- [Your assignment] Whenever a line below includes the word "title", copy that line.

- [Extracted data]

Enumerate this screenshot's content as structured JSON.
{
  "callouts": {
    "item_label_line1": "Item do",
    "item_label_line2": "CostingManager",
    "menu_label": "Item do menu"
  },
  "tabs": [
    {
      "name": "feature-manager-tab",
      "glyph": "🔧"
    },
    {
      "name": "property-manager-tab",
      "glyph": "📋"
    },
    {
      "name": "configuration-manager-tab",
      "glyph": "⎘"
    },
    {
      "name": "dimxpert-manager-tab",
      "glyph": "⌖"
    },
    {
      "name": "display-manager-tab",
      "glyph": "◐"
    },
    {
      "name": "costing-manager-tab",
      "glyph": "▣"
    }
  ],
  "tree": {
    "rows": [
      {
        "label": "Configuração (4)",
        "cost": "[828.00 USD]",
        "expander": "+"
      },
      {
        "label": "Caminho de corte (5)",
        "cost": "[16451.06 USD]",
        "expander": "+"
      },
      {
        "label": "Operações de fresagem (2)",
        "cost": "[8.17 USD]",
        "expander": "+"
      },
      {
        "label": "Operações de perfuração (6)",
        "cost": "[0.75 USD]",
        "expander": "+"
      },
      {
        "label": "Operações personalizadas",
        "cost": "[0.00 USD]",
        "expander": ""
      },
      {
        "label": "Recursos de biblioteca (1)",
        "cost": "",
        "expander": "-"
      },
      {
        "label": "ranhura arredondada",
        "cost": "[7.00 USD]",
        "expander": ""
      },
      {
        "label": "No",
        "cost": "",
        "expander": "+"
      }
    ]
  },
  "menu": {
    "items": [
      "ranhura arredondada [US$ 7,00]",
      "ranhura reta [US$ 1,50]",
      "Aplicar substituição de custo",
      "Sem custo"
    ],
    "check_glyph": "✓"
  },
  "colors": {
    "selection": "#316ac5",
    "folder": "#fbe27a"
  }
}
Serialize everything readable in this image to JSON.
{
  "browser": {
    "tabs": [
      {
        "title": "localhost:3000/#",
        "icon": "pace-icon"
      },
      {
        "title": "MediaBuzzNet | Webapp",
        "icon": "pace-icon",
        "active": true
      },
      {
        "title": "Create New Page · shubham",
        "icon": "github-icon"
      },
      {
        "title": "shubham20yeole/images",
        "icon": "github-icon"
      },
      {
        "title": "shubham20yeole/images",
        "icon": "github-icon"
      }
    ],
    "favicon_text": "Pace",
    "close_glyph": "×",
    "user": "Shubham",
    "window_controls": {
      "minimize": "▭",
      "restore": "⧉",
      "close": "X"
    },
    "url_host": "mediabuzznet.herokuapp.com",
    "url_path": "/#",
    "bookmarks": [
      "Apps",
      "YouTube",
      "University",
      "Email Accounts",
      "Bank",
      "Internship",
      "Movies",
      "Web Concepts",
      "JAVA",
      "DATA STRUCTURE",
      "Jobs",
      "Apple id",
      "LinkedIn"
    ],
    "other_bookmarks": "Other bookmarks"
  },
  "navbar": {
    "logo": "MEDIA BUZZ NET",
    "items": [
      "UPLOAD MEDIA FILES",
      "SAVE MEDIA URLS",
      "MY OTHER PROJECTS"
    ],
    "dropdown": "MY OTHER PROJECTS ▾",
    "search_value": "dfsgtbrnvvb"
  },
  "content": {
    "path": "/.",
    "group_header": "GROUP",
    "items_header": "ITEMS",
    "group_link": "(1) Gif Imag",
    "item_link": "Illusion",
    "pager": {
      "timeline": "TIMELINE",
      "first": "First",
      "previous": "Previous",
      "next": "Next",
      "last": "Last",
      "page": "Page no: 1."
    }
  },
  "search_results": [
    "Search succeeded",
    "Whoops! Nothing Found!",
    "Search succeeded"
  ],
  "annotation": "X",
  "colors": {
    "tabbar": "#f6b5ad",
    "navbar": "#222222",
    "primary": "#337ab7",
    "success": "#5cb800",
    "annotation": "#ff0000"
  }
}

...

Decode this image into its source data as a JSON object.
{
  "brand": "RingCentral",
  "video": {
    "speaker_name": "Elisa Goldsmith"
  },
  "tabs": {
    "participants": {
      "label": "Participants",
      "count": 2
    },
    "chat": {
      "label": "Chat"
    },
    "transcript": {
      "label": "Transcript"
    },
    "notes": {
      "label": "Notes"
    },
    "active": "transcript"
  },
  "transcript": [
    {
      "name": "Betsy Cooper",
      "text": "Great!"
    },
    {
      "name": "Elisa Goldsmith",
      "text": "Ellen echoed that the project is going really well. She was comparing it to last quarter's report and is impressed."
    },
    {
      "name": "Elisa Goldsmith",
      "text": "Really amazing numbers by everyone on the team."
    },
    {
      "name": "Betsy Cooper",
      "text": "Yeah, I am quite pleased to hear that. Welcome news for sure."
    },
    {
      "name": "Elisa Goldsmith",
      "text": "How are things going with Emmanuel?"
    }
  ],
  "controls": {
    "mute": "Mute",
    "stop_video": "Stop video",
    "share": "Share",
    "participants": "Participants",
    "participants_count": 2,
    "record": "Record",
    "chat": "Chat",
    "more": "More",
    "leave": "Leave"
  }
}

- [Exercise result]
        "title": "localhost:3000/#",
        "title": "MediaBuzzNet | Webapp",
        "title": "Create New Page · shubham",
        "title": "shubham20yeole/images",
        "title": "shubham20yeole/images",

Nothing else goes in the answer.